## Task goal
Scan the entries below. List each line with "chevron".

## Data shown

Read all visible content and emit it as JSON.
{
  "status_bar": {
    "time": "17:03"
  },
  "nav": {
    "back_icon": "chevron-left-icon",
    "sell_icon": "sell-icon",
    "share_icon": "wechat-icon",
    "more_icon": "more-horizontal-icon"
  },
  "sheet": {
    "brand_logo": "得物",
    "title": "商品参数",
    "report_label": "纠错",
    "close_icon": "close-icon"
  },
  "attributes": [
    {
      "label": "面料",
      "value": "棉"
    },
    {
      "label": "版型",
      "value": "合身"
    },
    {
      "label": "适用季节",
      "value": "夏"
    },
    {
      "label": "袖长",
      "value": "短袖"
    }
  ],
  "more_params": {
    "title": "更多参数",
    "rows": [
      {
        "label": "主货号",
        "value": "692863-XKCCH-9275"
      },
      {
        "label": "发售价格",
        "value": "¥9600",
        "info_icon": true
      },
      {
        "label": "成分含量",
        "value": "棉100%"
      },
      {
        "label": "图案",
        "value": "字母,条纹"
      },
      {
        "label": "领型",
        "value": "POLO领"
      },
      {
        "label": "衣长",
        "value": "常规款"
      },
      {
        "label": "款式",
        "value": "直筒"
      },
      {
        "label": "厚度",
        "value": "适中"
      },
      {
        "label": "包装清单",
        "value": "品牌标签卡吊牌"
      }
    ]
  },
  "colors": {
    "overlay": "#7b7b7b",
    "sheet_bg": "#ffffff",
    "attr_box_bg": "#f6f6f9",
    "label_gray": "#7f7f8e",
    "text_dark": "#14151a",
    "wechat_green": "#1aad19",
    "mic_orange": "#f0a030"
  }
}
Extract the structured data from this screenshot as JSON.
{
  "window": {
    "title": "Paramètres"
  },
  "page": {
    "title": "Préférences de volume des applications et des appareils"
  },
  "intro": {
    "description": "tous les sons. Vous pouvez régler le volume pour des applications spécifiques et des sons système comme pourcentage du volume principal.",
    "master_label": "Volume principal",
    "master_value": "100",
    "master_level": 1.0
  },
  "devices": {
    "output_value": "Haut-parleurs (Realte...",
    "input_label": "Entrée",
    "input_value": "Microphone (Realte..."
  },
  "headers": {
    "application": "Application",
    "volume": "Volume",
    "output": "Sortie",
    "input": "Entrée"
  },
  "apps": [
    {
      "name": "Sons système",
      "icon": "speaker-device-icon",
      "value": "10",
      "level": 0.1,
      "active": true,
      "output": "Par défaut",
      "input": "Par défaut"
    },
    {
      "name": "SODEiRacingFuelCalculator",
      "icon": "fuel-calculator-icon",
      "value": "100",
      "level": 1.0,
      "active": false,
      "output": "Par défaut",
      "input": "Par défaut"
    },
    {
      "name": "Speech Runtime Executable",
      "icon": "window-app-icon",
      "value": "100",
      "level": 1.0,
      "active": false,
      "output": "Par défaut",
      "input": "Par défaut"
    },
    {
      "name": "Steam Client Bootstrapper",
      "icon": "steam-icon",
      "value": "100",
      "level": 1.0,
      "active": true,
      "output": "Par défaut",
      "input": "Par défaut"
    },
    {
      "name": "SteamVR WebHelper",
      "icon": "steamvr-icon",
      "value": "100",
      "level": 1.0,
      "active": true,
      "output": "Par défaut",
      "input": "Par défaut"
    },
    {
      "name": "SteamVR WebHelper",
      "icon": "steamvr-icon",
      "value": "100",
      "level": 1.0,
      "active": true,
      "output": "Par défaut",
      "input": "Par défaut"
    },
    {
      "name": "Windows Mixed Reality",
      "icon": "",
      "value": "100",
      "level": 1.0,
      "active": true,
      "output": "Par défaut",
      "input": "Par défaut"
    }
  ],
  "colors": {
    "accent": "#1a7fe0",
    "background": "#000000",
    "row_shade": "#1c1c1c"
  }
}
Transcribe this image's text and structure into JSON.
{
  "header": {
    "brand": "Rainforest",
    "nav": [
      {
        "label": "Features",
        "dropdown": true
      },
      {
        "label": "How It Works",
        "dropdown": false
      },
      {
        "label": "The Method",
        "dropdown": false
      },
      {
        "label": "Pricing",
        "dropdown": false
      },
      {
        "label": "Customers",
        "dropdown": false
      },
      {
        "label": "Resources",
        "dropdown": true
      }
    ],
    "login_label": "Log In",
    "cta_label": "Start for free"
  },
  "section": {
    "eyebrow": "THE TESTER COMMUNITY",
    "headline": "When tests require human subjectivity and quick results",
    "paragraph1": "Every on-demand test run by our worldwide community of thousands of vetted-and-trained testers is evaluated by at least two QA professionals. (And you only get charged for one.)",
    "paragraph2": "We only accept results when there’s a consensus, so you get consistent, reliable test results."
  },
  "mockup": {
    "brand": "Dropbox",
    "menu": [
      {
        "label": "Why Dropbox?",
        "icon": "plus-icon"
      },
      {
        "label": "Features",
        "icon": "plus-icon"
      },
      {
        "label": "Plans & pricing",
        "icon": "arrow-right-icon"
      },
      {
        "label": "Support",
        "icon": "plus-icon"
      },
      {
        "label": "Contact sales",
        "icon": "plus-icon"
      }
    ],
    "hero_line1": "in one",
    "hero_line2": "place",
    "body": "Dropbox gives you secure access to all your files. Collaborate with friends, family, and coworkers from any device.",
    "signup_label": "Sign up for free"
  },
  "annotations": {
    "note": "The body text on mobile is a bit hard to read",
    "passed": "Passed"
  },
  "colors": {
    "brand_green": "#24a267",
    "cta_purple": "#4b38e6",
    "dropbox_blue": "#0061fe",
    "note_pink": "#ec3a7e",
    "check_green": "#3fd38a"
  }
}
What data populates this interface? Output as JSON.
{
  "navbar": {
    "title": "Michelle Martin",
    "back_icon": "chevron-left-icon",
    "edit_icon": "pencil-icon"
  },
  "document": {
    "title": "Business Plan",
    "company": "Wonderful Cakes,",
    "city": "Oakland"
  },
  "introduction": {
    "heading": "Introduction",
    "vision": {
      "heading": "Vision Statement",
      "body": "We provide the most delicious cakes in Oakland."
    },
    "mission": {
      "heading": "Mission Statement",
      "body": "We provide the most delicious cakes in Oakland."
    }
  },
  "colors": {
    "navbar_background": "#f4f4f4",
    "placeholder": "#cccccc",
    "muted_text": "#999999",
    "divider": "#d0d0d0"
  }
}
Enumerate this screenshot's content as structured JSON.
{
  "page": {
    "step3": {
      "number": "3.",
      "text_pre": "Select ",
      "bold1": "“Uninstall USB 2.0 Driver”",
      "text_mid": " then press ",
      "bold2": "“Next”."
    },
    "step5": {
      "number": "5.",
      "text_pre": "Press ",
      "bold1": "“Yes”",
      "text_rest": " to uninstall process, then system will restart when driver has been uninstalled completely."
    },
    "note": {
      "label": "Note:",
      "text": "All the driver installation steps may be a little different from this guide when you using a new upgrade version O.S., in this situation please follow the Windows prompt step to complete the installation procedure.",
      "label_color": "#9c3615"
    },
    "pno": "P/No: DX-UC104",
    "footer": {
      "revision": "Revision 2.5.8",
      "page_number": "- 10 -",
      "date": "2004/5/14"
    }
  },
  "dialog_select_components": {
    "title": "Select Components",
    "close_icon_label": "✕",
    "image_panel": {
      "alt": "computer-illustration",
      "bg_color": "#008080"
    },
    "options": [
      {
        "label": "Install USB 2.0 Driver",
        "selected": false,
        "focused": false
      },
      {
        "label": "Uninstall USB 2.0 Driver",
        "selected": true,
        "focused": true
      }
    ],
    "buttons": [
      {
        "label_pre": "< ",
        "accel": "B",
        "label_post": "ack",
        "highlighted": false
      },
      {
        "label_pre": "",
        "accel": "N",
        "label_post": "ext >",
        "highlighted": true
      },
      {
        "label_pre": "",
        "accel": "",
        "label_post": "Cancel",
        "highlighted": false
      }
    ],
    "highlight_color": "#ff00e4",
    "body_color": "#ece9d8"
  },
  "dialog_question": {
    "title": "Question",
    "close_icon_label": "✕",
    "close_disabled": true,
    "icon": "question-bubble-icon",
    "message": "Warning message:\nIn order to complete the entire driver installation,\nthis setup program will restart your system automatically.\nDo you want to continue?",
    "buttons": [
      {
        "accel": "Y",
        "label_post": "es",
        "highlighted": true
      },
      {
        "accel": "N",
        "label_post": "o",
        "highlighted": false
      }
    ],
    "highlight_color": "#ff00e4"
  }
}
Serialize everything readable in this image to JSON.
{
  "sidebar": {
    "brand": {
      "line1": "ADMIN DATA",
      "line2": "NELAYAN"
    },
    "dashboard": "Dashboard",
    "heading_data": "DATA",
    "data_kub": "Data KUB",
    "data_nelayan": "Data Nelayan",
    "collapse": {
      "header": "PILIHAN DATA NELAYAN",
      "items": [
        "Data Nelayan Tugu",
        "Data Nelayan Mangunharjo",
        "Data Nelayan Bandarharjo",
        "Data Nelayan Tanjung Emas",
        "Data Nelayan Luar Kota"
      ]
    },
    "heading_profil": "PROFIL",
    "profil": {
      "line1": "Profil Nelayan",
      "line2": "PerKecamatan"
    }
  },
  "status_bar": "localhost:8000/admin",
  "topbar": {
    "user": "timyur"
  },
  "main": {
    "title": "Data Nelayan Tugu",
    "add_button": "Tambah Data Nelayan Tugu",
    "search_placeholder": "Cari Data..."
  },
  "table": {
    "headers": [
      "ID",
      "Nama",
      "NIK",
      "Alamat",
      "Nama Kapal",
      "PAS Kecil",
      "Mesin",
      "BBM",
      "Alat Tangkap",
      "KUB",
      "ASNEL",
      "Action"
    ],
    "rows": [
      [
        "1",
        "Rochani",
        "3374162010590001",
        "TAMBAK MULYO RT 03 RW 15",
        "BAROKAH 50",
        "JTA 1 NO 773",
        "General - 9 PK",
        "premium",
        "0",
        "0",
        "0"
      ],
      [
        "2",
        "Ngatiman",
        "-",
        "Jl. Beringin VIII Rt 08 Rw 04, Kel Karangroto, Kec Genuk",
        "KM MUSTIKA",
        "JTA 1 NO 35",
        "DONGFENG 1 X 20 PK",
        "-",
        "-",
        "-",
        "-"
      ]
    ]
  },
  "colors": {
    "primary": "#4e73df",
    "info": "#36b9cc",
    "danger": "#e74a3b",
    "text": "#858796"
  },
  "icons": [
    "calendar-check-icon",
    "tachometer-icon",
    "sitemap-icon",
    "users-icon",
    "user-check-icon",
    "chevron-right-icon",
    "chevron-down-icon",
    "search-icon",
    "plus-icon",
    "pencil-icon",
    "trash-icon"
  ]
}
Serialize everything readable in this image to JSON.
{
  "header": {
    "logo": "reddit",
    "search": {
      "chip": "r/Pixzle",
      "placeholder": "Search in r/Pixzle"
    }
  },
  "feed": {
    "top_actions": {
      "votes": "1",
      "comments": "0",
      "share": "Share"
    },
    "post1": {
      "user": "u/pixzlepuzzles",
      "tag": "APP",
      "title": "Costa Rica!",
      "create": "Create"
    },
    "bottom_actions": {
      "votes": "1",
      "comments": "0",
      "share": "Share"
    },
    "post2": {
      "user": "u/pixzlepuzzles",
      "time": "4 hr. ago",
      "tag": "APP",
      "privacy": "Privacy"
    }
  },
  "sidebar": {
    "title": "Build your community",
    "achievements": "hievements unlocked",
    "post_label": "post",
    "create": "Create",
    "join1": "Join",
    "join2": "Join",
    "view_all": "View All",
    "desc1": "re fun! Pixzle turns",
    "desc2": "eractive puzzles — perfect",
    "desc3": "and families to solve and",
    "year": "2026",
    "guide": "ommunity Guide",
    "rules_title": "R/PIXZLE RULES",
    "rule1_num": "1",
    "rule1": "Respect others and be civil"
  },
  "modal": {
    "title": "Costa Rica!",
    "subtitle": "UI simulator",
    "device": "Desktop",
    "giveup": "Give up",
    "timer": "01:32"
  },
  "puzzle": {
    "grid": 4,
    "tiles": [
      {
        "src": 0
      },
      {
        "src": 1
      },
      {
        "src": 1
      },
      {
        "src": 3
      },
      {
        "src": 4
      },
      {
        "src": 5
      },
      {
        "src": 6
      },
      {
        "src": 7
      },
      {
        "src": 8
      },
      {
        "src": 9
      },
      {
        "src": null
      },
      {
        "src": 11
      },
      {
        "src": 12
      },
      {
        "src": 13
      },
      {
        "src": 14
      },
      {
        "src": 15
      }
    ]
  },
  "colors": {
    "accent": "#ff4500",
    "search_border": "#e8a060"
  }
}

## Answer space
    "back_icon": "chevron-left-icon",
    "back_icon": "chevron-left-icon",
    "chevron-right-icon",
    "chevron-down-icon",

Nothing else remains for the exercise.